═══ MATERIAL FOR THIS EXERCISE ═══

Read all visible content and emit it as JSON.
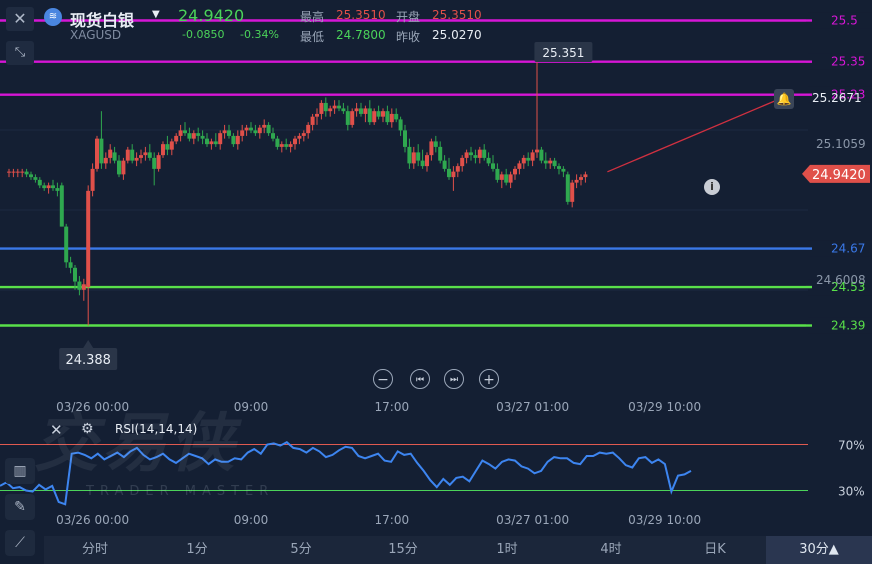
{
  "header": {
    "name": "现货白银",
    "symbol": "XAGUSD",
    "price": "24.9420",
    "change": "-0.0850",
    "change_pct": "-0.34%",
    "high_label": "最高",
    "high": "25.3510",
    "open_label": "开盘",
    "open": "25.3510",
    "low_label": "最低",
    "low": "24.7800",
    "prev_label": "昨收",
    "prev": "25.0270"
  },
  "watermark": {
    "brand": "交易侠",
    "sub": "TRADER MASTER"
  },
  "controls": {
    "zoom_out": "−",
    "prev": "⏮",
    "next": "⏭",
    "zoom_in": "+"
  },
  "tabs": [
    {
      "label": "分时"
    },
    {
      "label": "1分"
    },
    {
      "label": "5分"
    },
    {
      "label": "15分"
    },
    {
      "label": "1时"
    },
    {
      "label": "4时"
    },
    {
      "label": "日K"
    },
    {
      "label": "30分▲",
      "active": true
    }
  ],
  "colors": {
    "up": "#e0504a",
    "down": "#2fa84f",
    "magenta": "#d616d6",
    "blue": "#3a78e8",
    "green": "#59e04a",
    "rsi": "#3d85f0",
    "arrow": "#d03040"
  },
  "chart_data": {
    "type": "candlestick",
    "ylim": [
      24.33,
      25.56
    ],
    "x_ticks": [
      {
        "label": "03/26 00:00",
        "index": 19
      },
      {
        "label": "09:00",
        "index": 55
      },
      {
        "label": "17:00",
        "index": 87
      },
      {
        "label": "03/27 01:00",
        "index": 119
      },
      {
        "label": "03/29 10:00",
        "index": 149
      }
    ],
    "horizontal_lines": [
      {
        "value": 25.5,
        "label": "25.5",
        "color": "#d616d6"
      },
      {
        "value": 25.35,
        "label": "25.35",
        "color": "#d616d6"
      },
      {
        "value": 25.23,
        "label": "25.23",
        "color": "#d616d6"
      },
      {
        "value": 24.67,
        "label": "24.67",
        "color": "#3a78e8"
      },
      {
        "value": 24.53,
        "label": "24.53",
        "color": "#59e04a"
      },
      {
        "value": 24.39,
        "label": "24.39",
        "color": "#59e04a"
      }
    ],
    "y_axis_labels": [
      "25.2671",
      "25.1059",
      "24.6008"
    ],
    "current_price": "24.9420",
    "max_annotation": {
      "label": "25.351",
      "value": 25.351,
      "index": 126
    },
    "min_annotation": {
      "label": "24.388",
      "value": 24.388,
      "index": 18
    },
    "candles": [
      [
        24.95,
        24.96,
        24.93,
        24.95
      ],
      [
        24.95,
        24.96,
        24.93,
        24.95
      ],
      [
        24.95,
        24.96,
        24.93,
        24.95
      ],
      [
        24.95,
        24.96,
        24.93,
        24.95
      ],
      [
        24.95,
        24.96,
        24.93,
        24.94
      ],
      [
        24.94,
        24.95,
        24.92,
        24.93
      ],
      [
        24.93,
        24.94,
        24.91,
        24.92
      ],
      [
        24.92,
        24.93,
        24.89,
        24.9
      ],
      [
        24.9,
        24.91,
        24.88,
        24.89
      ],
      [
        24.89,
        24.91,
        24.87,
        24.9
      ],
      [
        24.9,
        24.92,
        24.88,
        24.89
      ],
      [
        24.89,
        24.91,
        24.86,
        24.88
      ],
      [
        24.9,
        24.91,
        24.75,
        24.75
      ],
      [
        24.75,
        24.76,
        24.6,
        24.62
      ],
      [
        24.62,
        24.64,
        24.58,
        24.6
      ],
      [
        24.6,
        24.61,
        24.52,
        24.55
      ],
      [
        24.55,
        24.57,
        24.5,
        24.52
      ],
      [
        24.52,
        24.56,
        24.48,
        24.54
      ],
      [
        24.53,
        24.9,
        24.39,
        24.88
      ],
      [
        24.88,
        24.98,
        24.86,
        24.96
      ],
      [
        24.96,
        25.08,
        24.95,
        25.07
      ],
      [
        25.07,
        25.17,
        24.96,
        24.98
      ],
      [
        24.98,
        25.02,
        24.96,
        25.0
      ],
      [
        25.0,
        25.05,
        24.98,
        25.03
      ],
      [
        25.02,
        25.04,
        24.98,
        24.99
      ],
      [
        24.99,
        25.01,
        24.93,
        24.94
      ],
      [
        24.94,
        25.0,
        24.92,
        24.99
      ],
      [
        24.99,
        25.04,
        24.98,
        25.03
      ],
      [
        25.03,
        25.05,
        24.98,
        24.99
      ],
      [
        24.99,
        25.02,
        24.97,
        25.0
      ],
      [
        25.0,
        25.03,
        24.98,
        25.01
      ],
      [
        25.01,
        25.04,
        24.99,
        25.02
      ],
      [
        25.02,
        25.05,
        24.99,
        25.0
      ],
      [
        25.0,
        25.02,
        24.9,
        24.96
      ],
      [
        24.96,
        25.02,
        24.95,
        25.01
      ],
      [
        25.01,
        25.06,
        25.0,
        25.05
      ],
      [
        25.05,
        25.08,
        25.01,
        25.03
      ],
      [
        25.03,
        25.07,
        25.01,
        25.06
      ],
      [
        25.06,
        25.09,
        25.05,
        25.08
      ],
      [
        25.08,
        25.12,
        25.06,
        25.1
      ],
      [
        25.1,
        25.13,
        25.08,
        25.09
      ],
      [
        25.09,
        25.11,
        25.06,
        25.07
      ],
      [
        25.07,
        25.1,
        25.05,
        25.09
      ],
      [
        25.09,
        25.11,
        25.06,
        25.08
      ],
      [
        25.08,
        25.1,
        25.05,
        25.07
      ],
      [
        25.07,
        25.09,
        25.04,
        25.05
      ],
      [
        25.05,
        25.07,
        25.03,
        25.06
      ],
      [
        25.06,
        25.09,
        25.04,
        25.05
      ],
      [
        25.05,
        25.1,
        25.03,
        25.09
      ],
      [
        25.09,
        25.12,
        25.07,
        25.1
      ],
      [
        25.1,
        25.12,
        25.07,
        25.08
      ],
      [
        25.08,
        25.09,
        25.04,
        25.05
      ],
      [
        25.05,
        25.1,
        25.03,
        25.08
      ],
      [
        25.08,
        25.12,
        25.06,
        25.1
      ],
      [
        25.1,
        25.12,
        25.08,
        25.11
      ],
      [
        25.11,
        25.13,
        25.09,
        25.1
      ],
      [
        25.1,
        25.12,
        25.08,
        25.09
      ],
      [
        25.09,
        25.12,
        25.07,
        25.11
      ],
      [
        25.11,
        25.14,
        25.09,
        25.12
      ],
      [
        25.12,
        25.13,
        25.08,
        25.09
      ],
      [
        25.09,
        25.11,
        25.06,
        25.07
      ],
      [
        25.07,
        25.08,
        25.03,
        25.04
      ],
      [
        25.04,
        25.06,
        25.02,
        25.05
      ],
      [
        25.05,
        25.07,
        25.03,
        25.04
      ],
      [
        25.04,
        25.06,
        25.02,
        25.05
      ],
      [
        25.05,
        25.08,
        25.03,
        25.07
      ],
      [
        25.07,
        25.09,
        25.05,
        25.08
      ],
      [
        25.08,
        25.1,
        25.06,
        25.09
      ],
      [
        25.09,
        25.13,
        25.07,
        25.12
      ],
      [
        25.12,
        25.16,
        25.1,
        25.15
      ],
      [
        25.15,
        25.18,
        25.12,
        25.16
      ],
      [
        25.16,
        25.21,
        25.14,
        25.2
      ],
      [
        25.2,
        25.22,
        25.15,
        25.17
      ],
      [
        25.17,
        25.19,
        25.15,
        25.18
      ],
      [
        25.18,
        25.21,
        25.16,
        25.19
      ],
      [
        25.19,
        25.21,
        25.17,
        25.18
      ],
      [
        25.18,
        25.2,
        25.16,
        25.17
      ],
      [
        25.17,
        25.19,
        25.1,
        25.12
      ],
      [
        25.12,
        25.18,
        25.11,
        25.17
      ],
      [
        25.17,
        25.2,
        25.15,
        25.18
      ],
      [
        25.18,
        25.2,
        25.15,
        25.16
      ],
      [
        25.16,
        25.19,
        25.13,
        25.18
      ],
      [
        25.18,
        25.21,
        25.12,
        25.13
      ],
      [
        25.13,
        25.18,
        25.12,
        25.17
      ],
      [
        25.17,
        25.19,
        25.14,
        25.15
      ],
      [
        25.15,
        25.18,
        25.13,
        25.17
      ],
      [
        25.17,
        25.19,
        25.12,
        25.13
      ],
      [
        25.13,
        25.18,
        25.11,
        25.16
      ],
      [
        25.16,
        25.18,
        25.13,
        25.14
      ],
      [
        25.14,
        25.15,
        25.08,
        25.1
      ],
      [
        25.1,
        25.12,
        25.02,
        25.04
      ],
      [
        25.04,
        25.07,
        24.96,
        24.98
      ],
      [
        24.98,
        25.04,
        24.96,
        25.02
      ],
      [
        25.02,
        25.05,
        24.97,
        24.99
      ],
      [
        24.99,
        25.03,
        24.96,
        24.97
      ],
      [
        24.97,
        25.02,
        24.95,
        25.01
      ],
      [
        25.01,
        25.07,
        24.99,
        25.06
      ],
      [
        25.06,
        25.08,
        25.02,
        25.04
      ],
      [
        25.04,
        25.06,
        24.98,
        24.99
      ],
      [
        24.99,
        25.01,
        24.95,
        24.96
      ],
      [
        24.96,
        25.0,
        24.92,
        24.93
      ],
      [
        24.93,
        24.97,
        24.88,
        24.95
      ],
      [
        24.95,
        24.98,
        24.93,
        24.97
      ],
      [
        24.97,
        25.01,
        24.95,
        25.0
      ],
      [
        25.0,
        25.03,
        24.98,
        25.02
      ],
      [
        25.02,
        25.04,
        24.99,
        25.01
      ],
      [
        25.01,
        25.03,
        24.98,
        25.0
      ],
      [
        25.0,
        25.04,
        24.98,
        25.03
      ],
      [
        25.03,
        25.05,
        24.99,
        25.0
      ],
      [
        25.0,
        25.02,
        24.97,
        24.98
      ],
      [
        24.98,
        25.01,
        24.95,
        24.96
      ],
      [
        24.96,
        24.98,
        24.91,
        24.92
      ],
      [
        24.92,
        24.95,
        24.89,
        24.94
      ],
      [
        24.94,
        24.96,
        24.9,
        24.91
      ],
      [
        24.91,
        24.95,
        24.89,
        24.94
      ],
      [
        24.94,
        24.97,
        24.92,
        24.96
      ],
      [
        24.96,
        24.99,
        24.94,
        24.98
      ],
      [
        24.98,
        25.01,
        24.96,
        25.0
      ],
      [
        25.0,
        25.02,
        24.97,
        24.99
      ],
      [
        24.99,
        25.03,
        24.97,
        25.02
      ],
      [
        25.02,
        25.35,
        25.0,
        25.03
      ],
      [
        25.03,
        25.04,
        24.98,
        24.99
      ],
      [
        24.99,
        25.02,
        24.96,
        24.98
      ],
      [
        24.98,
        25.0,
        24.96,
        24.99
      ],
      [
        24.99,
        25.0,
        24.96,
        24.97
      ],
      [
        24.97,
        24.98,
        24.94,
        24.96
      ],
      [
        24.96,
        24.97,
        24.93,
        24.95
      ],
      [
        24.94,
        24.95,
        24.83,
        24.84
      ],
      [
        24.84,
        24.92,
        24.82,
        24.91
      ],
      [
        24.91,
        24.94,
        24.89,
        24.92
      ],
      [
        24.92,
        24.94,
        24.9,
        24.93
      ],
      [
        24.93,
        24.95,
        24.91,
        24.94
      ]
    ],
    "rsi": {
      "label": "RSI(14,14,14)",
      "levels": [
        {
          "value": 70,
          "label": "70%"
        },
        {
          "value": 30,
          "label": "30%"
        }
      ],
      "ylim": [
        0,
        100
      ],
      "values": [
        34,
        37,
        32,
        33,
        30,
        29,
        35,
        31,
        34,
        20,
        18,
        62,
        63,
        61,
        58,
        62,
        57,
        60,
        63,
        59,
        64,
        67,
        61,
        57,
        59,
        62,
        57,
        54,
        58,
        62,
        60,
        58,
        53,
        57,
        55,
        55,
        58,
        57,
        63,
        66,
        62,
        70,
        71,
        69,
        72,
        67,
        66,
        63,
        67,
        64,
        59,
        61,
        65,
        68,
        67,
        60,
        58,
        60,
        62,
        56,
        55,
        64,
        61,
        62,
        54,
        47,
        39,
        33,
        40,
        35,
        41,
        42,
        38,
        47,
        56,
        53,
        49,
        55,
        57,
        56,
        51,
        49,
        45,
        47,
        55,
        59,
        58,
        58,
        54,
        53,
        60,
        60,
        63,
        62,
        63,
        58,
        52,
        50,
        58,
        59,
        54,
        57,
        53,
        29,
        43,
        44,
        47
      ]
    }
  }
}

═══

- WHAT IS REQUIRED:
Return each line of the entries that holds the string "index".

- WRITTEN ANSWER:
        "index": 19
        "index": 55
        "index": 87
        "index": 119
        "index": 149
      "index": 126
      "index": 18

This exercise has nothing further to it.